Cohabitation can be challenging. Fortunately my fiancée accepts most of my idiosyncrasies. Unfortunately, she informed me a few months ago that my sperry moccasins–stained and worn, a hole emerging from the toes, and treadless from hundreds of miles through unsuitable terrain–were to be banished to the garage shelves. Sentenced to yard work for their remaining years. But the silver lining revealed itself as I was now presented with an excuse to purchase my first pair of real house slippers.
Finding inspiration wasn’t difficult. I liked the entire outfit of the father from Norman Rockwell’s oil painting, Easter Morning, and I proceeded to find a pair of slippers to match him. I wanted a pair that I would look forward to wear first thing in the morning and after a long work day.
Attributes were few but important: quality, affordability, and a fully constructed upper, including the back of the slippers. The back was key. Backless slippers have led to years of dragged feet in countless living rooms and kitchens throughout the world.

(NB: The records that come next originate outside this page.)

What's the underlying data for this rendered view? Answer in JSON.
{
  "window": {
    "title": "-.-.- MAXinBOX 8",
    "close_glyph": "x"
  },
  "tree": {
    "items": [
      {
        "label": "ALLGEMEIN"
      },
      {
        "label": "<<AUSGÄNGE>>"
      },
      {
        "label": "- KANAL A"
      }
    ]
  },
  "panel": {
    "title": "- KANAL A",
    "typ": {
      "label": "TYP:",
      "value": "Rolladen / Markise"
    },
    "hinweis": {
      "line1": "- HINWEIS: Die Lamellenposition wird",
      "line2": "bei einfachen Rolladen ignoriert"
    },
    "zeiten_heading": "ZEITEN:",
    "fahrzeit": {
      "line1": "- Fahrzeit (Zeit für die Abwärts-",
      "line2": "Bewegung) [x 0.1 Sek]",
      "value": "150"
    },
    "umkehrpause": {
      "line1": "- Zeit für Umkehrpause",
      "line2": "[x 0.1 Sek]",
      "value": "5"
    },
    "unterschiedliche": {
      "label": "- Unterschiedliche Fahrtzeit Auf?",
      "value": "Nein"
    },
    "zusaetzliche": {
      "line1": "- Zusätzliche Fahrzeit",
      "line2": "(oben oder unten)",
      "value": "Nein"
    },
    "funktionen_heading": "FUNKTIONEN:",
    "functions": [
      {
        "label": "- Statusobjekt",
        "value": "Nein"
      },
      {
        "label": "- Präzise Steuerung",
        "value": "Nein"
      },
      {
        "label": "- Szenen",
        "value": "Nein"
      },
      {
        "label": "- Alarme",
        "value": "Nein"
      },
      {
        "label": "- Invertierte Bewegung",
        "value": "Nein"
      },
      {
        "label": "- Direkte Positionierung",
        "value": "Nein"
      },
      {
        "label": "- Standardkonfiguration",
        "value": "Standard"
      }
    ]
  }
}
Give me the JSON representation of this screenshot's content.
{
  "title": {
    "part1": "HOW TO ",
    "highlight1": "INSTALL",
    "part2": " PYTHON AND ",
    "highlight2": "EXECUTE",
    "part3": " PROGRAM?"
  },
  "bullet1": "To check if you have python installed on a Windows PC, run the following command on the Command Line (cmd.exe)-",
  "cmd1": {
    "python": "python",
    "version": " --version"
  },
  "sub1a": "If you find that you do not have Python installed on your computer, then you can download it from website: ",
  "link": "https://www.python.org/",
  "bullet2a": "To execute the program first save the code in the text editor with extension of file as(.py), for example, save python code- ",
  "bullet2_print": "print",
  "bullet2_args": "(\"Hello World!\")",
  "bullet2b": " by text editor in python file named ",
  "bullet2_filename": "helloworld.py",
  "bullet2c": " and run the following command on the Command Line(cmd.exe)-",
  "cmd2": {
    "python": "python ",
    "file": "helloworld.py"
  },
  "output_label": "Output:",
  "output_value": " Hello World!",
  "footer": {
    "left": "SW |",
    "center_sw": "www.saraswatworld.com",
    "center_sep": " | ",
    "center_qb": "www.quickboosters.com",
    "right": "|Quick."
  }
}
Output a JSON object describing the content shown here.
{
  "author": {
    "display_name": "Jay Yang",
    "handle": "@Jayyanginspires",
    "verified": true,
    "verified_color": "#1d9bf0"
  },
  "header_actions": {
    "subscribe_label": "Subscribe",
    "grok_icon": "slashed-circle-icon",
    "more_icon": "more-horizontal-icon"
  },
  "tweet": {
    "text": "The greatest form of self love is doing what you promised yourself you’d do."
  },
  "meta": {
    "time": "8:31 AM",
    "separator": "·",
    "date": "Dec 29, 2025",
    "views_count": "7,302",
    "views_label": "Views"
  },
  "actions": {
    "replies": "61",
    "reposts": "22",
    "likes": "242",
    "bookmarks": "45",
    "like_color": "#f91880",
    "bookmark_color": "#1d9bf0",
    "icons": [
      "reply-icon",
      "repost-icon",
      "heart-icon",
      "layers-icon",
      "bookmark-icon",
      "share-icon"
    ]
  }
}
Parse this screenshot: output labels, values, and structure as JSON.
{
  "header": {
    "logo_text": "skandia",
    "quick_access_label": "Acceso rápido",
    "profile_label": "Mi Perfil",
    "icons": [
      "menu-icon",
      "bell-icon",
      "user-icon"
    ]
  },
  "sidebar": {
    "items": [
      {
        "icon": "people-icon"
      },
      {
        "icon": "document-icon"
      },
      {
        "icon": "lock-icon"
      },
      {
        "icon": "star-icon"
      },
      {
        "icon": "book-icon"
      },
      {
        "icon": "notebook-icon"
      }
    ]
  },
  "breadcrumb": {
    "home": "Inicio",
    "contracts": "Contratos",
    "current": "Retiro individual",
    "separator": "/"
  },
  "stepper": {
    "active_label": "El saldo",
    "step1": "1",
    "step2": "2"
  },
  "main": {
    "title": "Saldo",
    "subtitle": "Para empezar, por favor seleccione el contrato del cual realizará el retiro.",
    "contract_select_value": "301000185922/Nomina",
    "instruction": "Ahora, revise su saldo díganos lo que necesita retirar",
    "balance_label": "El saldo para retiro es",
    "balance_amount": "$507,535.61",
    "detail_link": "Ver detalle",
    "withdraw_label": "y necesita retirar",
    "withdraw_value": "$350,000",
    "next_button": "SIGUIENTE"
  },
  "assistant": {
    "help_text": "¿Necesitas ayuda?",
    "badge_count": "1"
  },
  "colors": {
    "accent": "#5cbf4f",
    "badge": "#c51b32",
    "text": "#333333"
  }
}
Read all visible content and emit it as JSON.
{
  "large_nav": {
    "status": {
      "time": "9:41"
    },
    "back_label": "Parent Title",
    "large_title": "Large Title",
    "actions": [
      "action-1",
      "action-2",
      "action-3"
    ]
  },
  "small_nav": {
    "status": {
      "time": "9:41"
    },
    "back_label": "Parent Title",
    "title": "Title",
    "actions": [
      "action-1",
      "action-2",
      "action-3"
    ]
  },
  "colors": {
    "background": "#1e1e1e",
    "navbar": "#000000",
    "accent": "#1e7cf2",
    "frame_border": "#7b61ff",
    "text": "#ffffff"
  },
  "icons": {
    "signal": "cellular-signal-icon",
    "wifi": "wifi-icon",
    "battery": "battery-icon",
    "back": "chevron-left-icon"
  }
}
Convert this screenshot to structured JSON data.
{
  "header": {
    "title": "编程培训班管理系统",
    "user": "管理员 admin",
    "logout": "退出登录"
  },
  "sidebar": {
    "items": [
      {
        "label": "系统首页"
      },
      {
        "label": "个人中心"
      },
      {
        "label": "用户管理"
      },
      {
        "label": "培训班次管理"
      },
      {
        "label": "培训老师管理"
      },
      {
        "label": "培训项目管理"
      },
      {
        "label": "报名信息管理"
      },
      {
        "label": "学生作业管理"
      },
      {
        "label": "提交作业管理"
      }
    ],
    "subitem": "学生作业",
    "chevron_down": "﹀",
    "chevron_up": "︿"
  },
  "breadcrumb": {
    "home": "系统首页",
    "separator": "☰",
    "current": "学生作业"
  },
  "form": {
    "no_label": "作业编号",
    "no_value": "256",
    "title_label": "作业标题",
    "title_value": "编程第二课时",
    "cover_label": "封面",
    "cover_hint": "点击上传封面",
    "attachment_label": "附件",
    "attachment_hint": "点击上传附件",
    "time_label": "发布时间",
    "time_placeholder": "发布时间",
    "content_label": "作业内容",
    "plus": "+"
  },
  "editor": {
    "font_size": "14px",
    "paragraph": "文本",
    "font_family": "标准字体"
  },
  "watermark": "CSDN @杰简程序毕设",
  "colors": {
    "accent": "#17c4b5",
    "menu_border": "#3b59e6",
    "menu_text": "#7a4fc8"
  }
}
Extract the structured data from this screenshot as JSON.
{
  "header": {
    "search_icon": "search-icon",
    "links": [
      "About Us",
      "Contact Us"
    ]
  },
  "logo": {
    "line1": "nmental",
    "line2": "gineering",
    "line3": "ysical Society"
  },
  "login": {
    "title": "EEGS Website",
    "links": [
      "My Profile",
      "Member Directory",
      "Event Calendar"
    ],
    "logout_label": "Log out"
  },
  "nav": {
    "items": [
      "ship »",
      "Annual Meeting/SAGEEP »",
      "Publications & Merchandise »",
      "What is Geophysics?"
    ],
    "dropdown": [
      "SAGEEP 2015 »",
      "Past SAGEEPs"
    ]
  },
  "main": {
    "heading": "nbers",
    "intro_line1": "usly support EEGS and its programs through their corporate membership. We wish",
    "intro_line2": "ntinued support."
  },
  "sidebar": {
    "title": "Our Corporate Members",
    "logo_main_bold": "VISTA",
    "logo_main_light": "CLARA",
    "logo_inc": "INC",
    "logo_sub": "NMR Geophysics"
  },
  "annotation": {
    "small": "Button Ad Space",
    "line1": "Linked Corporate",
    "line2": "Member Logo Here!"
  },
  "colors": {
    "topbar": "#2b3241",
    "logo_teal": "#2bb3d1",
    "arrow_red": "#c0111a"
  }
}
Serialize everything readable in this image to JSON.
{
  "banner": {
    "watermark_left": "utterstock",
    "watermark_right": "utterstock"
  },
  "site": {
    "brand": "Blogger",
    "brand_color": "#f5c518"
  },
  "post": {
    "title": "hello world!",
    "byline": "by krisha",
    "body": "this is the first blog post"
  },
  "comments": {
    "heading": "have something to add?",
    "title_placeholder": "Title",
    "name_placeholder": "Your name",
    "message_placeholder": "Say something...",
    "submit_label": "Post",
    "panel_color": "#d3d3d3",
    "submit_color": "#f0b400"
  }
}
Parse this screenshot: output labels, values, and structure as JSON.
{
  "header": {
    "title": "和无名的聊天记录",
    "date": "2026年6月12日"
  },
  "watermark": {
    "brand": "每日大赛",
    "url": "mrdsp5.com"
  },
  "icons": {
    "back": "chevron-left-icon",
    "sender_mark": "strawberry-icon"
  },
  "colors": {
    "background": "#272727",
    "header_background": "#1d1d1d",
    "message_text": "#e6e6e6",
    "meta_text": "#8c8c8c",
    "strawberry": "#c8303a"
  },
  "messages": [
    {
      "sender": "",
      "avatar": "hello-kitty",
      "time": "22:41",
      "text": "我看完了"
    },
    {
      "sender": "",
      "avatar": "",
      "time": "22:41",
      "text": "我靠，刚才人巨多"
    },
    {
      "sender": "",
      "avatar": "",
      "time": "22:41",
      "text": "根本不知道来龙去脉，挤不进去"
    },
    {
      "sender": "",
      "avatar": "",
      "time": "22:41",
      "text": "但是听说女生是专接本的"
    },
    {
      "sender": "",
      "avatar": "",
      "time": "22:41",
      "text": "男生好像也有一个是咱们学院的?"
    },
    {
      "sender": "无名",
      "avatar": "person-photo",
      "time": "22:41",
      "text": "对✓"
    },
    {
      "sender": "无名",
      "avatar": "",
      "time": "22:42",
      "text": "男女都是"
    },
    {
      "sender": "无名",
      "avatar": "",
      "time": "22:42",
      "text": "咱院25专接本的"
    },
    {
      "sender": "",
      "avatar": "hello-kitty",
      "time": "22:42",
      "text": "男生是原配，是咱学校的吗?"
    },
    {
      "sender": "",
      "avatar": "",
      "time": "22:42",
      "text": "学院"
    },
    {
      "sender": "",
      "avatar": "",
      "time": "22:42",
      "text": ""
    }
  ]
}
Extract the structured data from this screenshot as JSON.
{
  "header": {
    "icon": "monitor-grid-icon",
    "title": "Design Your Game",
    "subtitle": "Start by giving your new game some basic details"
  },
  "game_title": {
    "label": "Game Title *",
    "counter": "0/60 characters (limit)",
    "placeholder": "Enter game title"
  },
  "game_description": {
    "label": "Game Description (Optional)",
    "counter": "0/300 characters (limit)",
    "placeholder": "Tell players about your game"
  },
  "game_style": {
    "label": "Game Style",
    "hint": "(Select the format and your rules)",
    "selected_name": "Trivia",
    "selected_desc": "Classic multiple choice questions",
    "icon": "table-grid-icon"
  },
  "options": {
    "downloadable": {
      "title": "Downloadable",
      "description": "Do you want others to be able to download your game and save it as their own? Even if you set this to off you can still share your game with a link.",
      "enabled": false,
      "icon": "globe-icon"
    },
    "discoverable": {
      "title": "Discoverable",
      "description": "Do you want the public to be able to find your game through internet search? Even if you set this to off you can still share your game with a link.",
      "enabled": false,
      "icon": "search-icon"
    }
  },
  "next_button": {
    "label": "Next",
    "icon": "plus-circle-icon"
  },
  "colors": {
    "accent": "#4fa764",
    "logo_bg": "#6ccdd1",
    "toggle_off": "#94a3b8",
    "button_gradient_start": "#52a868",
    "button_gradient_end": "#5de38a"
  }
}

Brooks Brothers Nappa slippers checked some of the boxes (while writing this I saw they retail higher than pair from Church's). They are made in England under Peal & Co for Brooks Brothers. Simon Crompton, from Permanent Style, revealed more than a decade ago this type of relationship between American brands and English producers. Nevertheless the slippers have exceeded my expectations.
Made of nappa leather–smooth or soft leather–with a padded upper, (everything that isn’t the sole) it has a non serious structure you want in a slipper. Enough to hold its shape, but comfortable enough you forget you’re wearing them. The sole is made of delicate suede, limiting these house shoes to the inside of the house.
Being on the thin side, this may not be the best slipper for serious winters. Also, my heel slips a bit out of the back when walking, but not enough to where I would recommend sizing down. Color is also unfortunately limited to blue.
Retail at $178, but I say wait for a sale.